I’m 30 and from Fife in Scotland and I work as a Senior Support Worker. I was diagnosed with Crohn’s disease in 2011 following a colonoscopy. I experienced symptoms such as severe abdominal pain and diarrhoea for a number of weeks before I decided to go to my GP. Luckily I was diagnosed relatively quickly, I have a fantastic GP and she referred me to gastroenterology promptly.

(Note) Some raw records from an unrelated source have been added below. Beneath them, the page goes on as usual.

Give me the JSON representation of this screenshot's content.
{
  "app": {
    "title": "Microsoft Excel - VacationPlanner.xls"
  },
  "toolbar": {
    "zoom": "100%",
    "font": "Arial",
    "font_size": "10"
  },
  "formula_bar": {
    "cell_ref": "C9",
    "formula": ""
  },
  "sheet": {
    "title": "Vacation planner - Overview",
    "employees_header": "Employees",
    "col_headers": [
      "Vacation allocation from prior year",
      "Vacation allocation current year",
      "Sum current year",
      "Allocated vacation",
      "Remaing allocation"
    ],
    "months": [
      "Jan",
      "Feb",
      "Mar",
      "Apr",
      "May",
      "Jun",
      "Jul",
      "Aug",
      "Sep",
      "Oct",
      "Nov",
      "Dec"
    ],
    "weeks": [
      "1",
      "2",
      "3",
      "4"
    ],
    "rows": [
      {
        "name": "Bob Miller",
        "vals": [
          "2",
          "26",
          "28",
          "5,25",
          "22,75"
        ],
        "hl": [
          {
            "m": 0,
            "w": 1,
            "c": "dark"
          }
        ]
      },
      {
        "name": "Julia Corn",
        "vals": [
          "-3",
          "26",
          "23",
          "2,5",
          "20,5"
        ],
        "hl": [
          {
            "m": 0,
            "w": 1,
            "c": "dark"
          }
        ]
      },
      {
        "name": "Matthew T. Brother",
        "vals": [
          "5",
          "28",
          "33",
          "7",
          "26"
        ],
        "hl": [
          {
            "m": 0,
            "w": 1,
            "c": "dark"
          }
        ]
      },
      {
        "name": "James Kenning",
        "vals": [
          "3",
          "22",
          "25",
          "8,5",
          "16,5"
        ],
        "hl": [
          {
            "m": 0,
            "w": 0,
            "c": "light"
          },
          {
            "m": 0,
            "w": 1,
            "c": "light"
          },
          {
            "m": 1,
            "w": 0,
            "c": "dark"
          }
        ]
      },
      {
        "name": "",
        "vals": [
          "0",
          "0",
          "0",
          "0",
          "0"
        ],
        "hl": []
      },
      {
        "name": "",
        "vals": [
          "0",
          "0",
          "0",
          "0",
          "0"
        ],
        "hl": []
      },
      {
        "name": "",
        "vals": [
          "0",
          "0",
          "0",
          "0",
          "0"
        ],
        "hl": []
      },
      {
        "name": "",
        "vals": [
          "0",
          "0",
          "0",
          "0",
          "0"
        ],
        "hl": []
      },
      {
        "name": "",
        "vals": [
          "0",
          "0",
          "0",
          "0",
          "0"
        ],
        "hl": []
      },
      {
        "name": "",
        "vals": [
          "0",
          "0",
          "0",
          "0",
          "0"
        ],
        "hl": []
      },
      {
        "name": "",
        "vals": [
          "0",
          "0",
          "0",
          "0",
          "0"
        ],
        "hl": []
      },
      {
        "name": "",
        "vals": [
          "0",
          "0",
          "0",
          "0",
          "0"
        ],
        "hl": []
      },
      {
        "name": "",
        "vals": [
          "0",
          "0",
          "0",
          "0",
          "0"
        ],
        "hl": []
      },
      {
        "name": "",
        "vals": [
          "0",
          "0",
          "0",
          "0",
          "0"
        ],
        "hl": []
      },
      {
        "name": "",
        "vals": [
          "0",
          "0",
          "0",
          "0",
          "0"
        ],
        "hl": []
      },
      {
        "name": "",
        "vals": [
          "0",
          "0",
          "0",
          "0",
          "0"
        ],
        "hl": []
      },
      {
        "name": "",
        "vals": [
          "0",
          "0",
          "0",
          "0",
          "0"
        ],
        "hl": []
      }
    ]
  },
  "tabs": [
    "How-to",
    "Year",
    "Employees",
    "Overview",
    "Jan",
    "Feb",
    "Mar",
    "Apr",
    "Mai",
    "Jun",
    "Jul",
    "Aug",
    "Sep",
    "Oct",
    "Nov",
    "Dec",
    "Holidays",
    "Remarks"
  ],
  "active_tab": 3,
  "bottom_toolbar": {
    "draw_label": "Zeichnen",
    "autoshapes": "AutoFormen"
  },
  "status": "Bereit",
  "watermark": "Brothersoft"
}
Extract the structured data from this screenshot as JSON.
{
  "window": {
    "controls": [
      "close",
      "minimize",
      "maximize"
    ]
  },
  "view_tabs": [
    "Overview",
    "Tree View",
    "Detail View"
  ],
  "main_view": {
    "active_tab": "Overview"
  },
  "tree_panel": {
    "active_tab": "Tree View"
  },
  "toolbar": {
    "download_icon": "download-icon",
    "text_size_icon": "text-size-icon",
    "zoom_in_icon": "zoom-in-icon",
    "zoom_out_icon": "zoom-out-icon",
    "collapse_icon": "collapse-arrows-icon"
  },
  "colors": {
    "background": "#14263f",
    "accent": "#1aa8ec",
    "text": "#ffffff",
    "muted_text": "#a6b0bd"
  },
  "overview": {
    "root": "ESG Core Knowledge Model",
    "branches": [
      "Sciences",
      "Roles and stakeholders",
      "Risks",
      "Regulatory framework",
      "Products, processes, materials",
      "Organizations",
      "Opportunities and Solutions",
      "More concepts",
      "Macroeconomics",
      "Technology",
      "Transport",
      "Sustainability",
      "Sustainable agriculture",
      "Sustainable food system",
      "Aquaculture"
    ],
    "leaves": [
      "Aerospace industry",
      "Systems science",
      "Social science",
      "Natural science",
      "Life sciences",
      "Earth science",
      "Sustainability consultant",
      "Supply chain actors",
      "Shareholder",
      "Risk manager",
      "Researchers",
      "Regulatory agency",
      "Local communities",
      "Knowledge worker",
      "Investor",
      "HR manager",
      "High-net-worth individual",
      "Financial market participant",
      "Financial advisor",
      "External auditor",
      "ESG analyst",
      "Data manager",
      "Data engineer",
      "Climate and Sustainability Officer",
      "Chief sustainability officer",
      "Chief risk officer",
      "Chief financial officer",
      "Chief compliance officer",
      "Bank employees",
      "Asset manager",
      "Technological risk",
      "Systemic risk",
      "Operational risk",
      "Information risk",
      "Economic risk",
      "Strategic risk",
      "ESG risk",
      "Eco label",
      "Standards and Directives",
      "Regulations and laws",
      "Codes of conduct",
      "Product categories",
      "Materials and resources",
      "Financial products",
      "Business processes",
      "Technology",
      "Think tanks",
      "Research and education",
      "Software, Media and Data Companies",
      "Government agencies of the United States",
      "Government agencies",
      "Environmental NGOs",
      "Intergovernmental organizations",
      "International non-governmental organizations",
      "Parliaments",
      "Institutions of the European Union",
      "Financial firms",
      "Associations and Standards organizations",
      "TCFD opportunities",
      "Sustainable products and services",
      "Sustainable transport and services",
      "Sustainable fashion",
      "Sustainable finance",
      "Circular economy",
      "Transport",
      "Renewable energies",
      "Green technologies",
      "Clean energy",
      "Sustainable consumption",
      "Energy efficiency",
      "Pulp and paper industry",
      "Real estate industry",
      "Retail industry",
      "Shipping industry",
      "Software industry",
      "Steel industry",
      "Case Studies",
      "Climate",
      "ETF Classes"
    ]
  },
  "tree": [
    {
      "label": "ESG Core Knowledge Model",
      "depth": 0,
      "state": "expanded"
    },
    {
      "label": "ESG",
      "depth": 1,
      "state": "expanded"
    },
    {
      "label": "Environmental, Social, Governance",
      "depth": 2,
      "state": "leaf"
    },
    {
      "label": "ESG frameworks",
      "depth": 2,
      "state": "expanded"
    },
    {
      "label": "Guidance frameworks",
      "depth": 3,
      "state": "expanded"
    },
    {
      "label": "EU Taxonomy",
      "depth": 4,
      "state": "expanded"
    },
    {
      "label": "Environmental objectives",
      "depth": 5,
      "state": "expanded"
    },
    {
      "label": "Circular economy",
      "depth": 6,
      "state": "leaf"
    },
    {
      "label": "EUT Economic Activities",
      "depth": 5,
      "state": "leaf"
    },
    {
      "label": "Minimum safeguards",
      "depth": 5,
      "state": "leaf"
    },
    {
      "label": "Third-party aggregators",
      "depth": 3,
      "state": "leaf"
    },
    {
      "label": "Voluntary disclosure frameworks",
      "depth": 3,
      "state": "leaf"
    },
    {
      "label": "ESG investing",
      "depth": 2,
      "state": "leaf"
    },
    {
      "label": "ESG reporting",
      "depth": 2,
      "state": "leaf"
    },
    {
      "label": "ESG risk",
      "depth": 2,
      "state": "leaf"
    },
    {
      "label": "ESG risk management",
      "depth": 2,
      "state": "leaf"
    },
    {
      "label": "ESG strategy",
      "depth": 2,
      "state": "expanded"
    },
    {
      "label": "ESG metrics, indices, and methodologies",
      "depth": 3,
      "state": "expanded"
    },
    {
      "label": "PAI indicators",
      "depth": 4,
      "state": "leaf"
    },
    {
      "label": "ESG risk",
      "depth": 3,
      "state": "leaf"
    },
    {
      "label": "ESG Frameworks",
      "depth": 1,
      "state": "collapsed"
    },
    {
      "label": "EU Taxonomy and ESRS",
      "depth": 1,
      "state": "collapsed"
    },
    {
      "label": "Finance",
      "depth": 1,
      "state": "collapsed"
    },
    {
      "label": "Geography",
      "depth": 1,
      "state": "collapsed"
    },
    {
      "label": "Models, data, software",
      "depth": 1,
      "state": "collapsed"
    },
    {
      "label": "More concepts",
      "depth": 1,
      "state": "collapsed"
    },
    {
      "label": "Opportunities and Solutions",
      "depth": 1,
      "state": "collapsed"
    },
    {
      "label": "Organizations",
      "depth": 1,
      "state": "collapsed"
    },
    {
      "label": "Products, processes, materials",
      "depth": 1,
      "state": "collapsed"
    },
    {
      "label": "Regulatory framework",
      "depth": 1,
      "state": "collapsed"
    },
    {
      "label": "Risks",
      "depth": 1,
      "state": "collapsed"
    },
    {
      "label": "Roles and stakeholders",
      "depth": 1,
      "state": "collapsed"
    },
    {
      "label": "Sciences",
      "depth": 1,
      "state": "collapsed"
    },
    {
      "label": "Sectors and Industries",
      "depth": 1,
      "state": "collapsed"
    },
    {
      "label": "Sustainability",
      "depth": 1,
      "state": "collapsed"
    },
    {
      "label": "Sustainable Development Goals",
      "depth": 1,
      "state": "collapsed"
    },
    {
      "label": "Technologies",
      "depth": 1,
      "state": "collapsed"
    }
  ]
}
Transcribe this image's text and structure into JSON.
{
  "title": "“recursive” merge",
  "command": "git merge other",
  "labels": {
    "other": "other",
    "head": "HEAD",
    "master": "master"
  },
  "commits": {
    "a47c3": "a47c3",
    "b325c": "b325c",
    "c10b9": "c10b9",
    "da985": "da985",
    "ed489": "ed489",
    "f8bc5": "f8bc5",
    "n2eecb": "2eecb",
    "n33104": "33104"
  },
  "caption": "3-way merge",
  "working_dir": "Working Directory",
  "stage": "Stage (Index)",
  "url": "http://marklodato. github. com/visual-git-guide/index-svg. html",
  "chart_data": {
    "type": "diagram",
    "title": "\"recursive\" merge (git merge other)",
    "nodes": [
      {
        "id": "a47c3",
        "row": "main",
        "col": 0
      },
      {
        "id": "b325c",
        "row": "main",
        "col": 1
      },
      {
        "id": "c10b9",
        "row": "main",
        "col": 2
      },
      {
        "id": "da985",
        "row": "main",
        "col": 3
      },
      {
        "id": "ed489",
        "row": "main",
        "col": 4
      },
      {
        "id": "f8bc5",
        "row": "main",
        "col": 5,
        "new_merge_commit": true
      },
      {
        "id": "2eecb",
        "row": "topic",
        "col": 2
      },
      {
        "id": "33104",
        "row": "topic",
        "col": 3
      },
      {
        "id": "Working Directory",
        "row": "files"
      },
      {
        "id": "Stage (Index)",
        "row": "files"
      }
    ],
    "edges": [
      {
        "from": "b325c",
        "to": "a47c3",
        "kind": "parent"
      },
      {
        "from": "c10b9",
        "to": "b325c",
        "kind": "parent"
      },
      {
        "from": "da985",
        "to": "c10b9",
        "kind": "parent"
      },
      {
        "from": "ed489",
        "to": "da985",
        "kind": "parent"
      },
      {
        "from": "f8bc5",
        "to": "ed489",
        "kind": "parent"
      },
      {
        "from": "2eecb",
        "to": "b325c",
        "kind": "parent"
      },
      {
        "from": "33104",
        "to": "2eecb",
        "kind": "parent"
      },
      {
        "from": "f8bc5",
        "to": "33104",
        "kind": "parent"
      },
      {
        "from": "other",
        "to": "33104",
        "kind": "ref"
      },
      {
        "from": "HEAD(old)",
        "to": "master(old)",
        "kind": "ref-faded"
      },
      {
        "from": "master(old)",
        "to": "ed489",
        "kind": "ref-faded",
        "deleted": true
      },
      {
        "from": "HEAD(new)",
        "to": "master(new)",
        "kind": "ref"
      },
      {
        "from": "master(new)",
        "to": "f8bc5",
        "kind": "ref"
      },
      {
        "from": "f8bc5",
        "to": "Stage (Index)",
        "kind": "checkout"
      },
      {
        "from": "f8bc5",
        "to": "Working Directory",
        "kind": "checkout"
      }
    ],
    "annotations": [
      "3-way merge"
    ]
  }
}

For several years I plodded on, trying out all sorts of medication – firstly Pentasa and Prednisone, which put me almost into remission but as soon as I tapered my steroids I would flare again. I detested the steroids, I always felt the side effects I experienced were much more severe than my actual crohn’s symptoms. After almost 18 months on and off prednisone my consultant decided I was not responding to them and offered me the chance of Infliximab. I jumped at the chance and had 8 weekly infusions for over a year. Then during my 8th dose I suffered an anaphylactic attack – I couldn’t breathe, went bright red, felt dizzy and as though my head was going to explode. I was deeply disappointed I could no longer continue to use Infliximab, it had put me into remission and I felt as though I was able to live a relatively normal life. Following this I was moved onto Humira. After around 12 months this was deemed unsuccessful and the prospect of surgery was discussed in 2015 to remove my large bowel. I hated the thought and couldn’t bear the idea of having to live with a stoma bag I was distraught. However, I was given the chance to try out the latest biological drug on the market in November 2015 – Vedolizimab, after just being approved in Scotland in May of that year. I was the first patient in my area to receive the infusion. This was done under the watchful eye of my IBD nurse who literally sat by my bedside and stared at me the whole way through the infusion for fear of another anaphylactic attack! Luckily there was no such drama and I received around 7 infusions – unfortunately with no real signs of improvement. My disease remained active, I was constantly up to the toilet around 10-20 times each night and around 10 times during the day whilst working 12 hour shifts in a residential care home. It was really tough, I was very fatigued and generally just felt absolutely drained. I was fortunate enough to experience very little pain and cramping associated with my crohn’s so I always felt blessed in that department.